Mr. Boyle’s association has introduced a series of three- to five-minute videos called “BrainErgizers” that are being used in schools and Boys and Girls Clubs in 15 states and in Canada, Mexico, Ireland and Australia, he said. A version of the program is available to schools at no charge.
The program is designed so that three to five times a day, teachers can set aside a few minutes for their students to watch a video and follow the cues given by the instructors. In one typical video, the instructors are college students of all shapes and sizes at the University of Connecticut who do a quick warm-up and then lead kids through a mini workout involving movements from several sports: baseball, basketball and a triathlon. That’s followed by a cool-down.
“At the end of the week, kids have gotten an hour or more worth of movement, and it’s all done in the classroom with no special equipment,” Mr. Boyle said. “We’re not looking to replace gym classes, we’re aiming to give kids more minutes of movement per week. And by introducing sports into the videos, giving kids a chance to try sports they may not have ever tried before.”
Julie Goldstein, principal of the Breakthrough Magnet School in Hartford, Conn., said her school has been using BrainErgizers since the spring of 2015.
It’s easy for the teachers to implement, and “easy for the students to follow,” Mrs. Goldstein said. She said the program has “helped them focus and bring up their energy level in the classroom.”
Scott McQuigg, chief executive and a co-founder of GoNoodle, a classroom movement program used in more than 60,000 elementary schools in the United States credits Michelle Obama’s “Let’s Move” initiative with helping to bring movement and the health of children into the public consciousness.
“We call this the Movement movement,” Mr. McQuigg said. “If we invest three to five minutes for our kids to move in the classroom, we are actually going to optimize the next 45 minutes for learning. That small investment in time has such a big yield for teachers.”
GoNoodle, which offers free and paid videos, aims to entertain kids while they are moving, Mr. McQuigg said. GoNoodle and other “brain break” videos can be found on the website for “Let’s Move!

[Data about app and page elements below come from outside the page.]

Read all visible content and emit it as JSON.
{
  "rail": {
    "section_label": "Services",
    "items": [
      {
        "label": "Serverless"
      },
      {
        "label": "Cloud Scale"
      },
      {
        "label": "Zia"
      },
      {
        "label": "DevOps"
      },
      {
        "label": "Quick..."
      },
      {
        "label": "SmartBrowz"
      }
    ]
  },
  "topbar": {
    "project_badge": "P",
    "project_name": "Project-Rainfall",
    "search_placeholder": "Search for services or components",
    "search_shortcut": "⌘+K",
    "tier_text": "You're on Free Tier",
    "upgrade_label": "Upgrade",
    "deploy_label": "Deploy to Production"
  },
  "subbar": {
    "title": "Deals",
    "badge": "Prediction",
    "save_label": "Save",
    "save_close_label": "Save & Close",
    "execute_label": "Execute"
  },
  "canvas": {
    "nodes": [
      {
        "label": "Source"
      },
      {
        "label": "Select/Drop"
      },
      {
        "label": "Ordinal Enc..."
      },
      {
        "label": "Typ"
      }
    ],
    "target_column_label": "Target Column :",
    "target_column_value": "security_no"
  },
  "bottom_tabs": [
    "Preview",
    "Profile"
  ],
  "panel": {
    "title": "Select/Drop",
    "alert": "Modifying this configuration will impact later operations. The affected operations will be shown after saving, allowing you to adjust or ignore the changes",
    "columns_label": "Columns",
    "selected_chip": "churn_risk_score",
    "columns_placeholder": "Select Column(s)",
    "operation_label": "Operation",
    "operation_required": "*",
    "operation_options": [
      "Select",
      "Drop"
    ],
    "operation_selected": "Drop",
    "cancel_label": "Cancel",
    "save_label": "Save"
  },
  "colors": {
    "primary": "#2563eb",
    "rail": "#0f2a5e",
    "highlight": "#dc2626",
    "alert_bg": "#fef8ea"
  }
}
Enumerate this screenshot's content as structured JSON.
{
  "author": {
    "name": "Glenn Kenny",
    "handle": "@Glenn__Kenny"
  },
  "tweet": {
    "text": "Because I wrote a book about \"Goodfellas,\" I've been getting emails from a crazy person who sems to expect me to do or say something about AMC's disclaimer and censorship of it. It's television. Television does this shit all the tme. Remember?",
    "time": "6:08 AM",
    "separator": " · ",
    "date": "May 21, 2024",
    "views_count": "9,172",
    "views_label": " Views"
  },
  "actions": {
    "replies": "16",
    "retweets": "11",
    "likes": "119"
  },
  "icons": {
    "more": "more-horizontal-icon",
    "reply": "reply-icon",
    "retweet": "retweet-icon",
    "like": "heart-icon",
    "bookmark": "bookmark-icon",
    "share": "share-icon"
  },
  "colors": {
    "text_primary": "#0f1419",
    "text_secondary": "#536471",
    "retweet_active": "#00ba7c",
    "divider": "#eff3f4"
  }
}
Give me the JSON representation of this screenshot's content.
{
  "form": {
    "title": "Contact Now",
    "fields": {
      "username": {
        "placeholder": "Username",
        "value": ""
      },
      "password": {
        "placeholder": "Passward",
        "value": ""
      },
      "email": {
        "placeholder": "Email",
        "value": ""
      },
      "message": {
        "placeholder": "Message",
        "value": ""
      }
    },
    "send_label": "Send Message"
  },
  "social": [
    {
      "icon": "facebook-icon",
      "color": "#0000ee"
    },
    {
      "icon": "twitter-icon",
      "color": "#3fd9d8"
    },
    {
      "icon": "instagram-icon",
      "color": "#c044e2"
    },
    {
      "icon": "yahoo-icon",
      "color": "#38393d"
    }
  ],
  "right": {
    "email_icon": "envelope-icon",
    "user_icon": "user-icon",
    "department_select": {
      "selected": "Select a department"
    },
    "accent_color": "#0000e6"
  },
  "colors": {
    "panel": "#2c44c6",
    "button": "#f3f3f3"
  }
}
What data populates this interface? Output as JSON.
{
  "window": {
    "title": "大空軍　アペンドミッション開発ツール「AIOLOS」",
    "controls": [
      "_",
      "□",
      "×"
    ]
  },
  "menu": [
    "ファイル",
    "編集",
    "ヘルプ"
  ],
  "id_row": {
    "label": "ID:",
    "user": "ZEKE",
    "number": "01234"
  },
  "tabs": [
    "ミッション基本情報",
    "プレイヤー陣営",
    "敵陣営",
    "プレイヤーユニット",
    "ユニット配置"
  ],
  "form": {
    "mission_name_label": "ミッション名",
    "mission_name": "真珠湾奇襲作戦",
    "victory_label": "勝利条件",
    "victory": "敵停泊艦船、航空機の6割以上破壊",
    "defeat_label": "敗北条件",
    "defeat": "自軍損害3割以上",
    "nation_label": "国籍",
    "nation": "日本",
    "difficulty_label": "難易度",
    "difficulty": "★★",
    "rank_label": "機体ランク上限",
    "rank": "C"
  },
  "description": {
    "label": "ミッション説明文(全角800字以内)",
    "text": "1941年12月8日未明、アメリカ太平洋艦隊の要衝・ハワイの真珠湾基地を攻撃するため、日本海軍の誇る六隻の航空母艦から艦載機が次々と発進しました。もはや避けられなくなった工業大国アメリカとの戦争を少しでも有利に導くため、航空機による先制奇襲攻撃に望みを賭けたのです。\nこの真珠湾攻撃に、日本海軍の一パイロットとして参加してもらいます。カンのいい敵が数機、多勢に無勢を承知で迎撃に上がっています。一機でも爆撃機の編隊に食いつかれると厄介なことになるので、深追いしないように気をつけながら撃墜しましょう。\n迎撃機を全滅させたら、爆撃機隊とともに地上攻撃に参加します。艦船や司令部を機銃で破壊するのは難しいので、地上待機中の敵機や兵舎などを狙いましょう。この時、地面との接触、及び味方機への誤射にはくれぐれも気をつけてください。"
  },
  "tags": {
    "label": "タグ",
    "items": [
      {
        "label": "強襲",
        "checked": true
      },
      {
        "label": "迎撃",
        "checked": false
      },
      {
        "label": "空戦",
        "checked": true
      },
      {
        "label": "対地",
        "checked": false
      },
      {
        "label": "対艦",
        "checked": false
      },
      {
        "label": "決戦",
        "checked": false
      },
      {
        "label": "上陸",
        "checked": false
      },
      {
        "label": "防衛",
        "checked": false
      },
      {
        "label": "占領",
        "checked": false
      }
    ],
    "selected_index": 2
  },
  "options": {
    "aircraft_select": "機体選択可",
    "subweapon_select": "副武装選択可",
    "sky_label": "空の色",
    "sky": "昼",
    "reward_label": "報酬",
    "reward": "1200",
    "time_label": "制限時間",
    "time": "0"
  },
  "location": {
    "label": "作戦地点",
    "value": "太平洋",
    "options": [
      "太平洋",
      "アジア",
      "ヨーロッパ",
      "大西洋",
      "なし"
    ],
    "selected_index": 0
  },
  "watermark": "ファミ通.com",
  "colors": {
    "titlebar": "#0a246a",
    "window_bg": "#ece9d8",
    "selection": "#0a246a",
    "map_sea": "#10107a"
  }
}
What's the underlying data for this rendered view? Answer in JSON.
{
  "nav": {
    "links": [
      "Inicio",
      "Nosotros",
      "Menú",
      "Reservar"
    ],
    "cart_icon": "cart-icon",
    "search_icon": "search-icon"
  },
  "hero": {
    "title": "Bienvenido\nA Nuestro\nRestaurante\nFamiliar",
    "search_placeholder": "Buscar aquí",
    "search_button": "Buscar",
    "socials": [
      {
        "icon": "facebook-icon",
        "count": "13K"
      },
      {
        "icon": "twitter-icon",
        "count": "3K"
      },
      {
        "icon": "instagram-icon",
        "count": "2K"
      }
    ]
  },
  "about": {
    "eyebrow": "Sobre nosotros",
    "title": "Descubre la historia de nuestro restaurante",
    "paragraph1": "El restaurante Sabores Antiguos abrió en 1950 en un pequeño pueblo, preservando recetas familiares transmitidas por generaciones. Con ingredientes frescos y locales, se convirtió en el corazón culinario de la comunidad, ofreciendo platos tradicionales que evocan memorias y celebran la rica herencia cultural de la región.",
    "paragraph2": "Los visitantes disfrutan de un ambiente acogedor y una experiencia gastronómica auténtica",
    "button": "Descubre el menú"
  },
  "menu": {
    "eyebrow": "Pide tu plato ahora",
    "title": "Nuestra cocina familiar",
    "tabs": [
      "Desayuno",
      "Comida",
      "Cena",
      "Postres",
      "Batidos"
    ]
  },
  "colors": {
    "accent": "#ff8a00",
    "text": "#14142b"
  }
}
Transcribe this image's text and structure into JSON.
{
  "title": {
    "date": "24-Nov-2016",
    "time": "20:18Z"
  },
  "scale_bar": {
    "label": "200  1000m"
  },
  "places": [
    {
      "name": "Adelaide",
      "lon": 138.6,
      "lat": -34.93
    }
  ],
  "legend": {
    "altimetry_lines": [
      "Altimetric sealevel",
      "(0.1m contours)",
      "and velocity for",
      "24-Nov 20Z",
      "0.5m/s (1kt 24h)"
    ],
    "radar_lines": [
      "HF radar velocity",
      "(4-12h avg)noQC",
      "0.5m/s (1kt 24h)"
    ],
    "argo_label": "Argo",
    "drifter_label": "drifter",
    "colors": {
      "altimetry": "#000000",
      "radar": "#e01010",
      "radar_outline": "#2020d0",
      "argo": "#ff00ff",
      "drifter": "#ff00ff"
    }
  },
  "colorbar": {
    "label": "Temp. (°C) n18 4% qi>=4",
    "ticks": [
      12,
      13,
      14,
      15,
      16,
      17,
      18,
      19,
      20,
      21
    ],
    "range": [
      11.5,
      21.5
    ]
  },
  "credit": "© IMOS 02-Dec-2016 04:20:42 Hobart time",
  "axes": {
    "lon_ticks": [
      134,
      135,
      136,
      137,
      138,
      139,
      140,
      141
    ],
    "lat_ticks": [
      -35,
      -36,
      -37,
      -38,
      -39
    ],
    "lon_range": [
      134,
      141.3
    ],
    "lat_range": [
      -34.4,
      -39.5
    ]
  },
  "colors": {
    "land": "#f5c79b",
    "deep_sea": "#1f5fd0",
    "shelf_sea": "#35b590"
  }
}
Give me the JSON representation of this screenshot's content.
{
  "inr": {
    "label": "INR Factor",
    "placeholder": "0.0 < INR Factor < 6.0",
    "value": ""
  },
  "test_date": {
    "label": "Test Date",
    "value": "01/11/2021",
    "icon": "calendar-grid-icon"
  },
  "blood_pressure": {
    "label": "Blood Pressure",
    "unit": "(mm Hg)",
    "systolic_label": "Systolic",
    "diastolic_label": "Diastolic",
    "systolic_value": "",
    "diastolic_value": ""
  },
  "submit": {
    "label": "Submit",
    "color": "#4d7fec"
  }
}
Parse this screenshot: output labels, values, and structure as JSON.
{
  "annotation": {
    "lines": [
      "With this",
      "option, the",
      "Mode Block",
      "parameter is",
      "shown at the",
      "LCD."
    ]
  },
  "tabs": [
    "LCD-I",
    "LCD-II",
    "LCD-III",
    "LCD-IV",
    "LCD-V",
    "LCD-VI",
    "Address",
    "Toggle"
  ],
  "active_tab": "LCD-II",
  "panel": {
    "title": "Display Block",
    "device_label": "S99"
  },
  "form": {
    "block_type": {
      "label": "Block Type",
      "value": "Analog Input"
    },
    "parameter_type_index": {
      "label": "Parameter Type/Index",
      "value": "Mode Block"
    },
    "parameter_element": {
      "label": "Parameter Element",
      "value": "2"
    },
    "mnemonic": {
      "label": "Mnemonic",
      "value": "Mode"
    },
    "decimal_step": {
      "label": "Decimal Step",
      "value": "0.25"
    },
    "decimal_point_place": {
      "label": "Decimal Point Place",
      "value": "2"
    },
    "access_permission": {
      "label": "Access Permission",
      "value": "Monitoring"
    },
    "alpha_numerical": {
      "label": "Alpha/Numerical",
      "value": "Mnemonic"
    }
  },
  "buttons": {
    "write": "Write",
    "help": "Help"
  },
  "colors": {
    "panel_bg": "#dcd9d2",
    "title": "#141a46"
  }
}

Active Schools,” part of Mrs. Obama’s “Let’s Move!” initiative.
“We have purposely not gone after this as an exercise program,” Mr. McQuigg said. “This is a digital generation that expects to be entertained, and we think we can do more good around getting them to move if they are entertained.”
For example, GoNoodle videos have kids running alongside their desks through a virtual obstacle course or following along with dance moves.
Joseph E. Donnelly, professor of medicine and director of the Center for Physical Activity and Weight Management at the University of Kansas Medical Center, said one of the good things about kids being more physically active in classrooms is that everyone is moving at the same time.
“In physical education classes, there is a lot of standing around, a lot of minutes of kids waiting to do an activity, and sometimes kids are only moving for about 15 minutes during a 50-minute class,” said Dr. Donnelly, who co-authored a statement on the effects of physical activity and academic achievement in children that was published last year by the American College of Sports Medicine. “If you do movement in class a few times a day, that can add up to at least an extra 60 minutes more of movement per week.”
Lindsay DiStefano, an associate professor in the department of kinesiology at the University of Connecticut, said the country is due for a major shift toward appreciating the benefits of physical activity in the classroom.
“In 1961, President Kennedy said school kids needed physical activity to thrive, but in the past 20 years, the pendulum has totally shifted the opposite way because schools are feeling the pressure to have students do well on standardized tests,” Ms. DiStefano said. “We are not thinking about the child as an entire person, how physical activity helps them cope with the stresses of school and actually benefits them in the classroom.”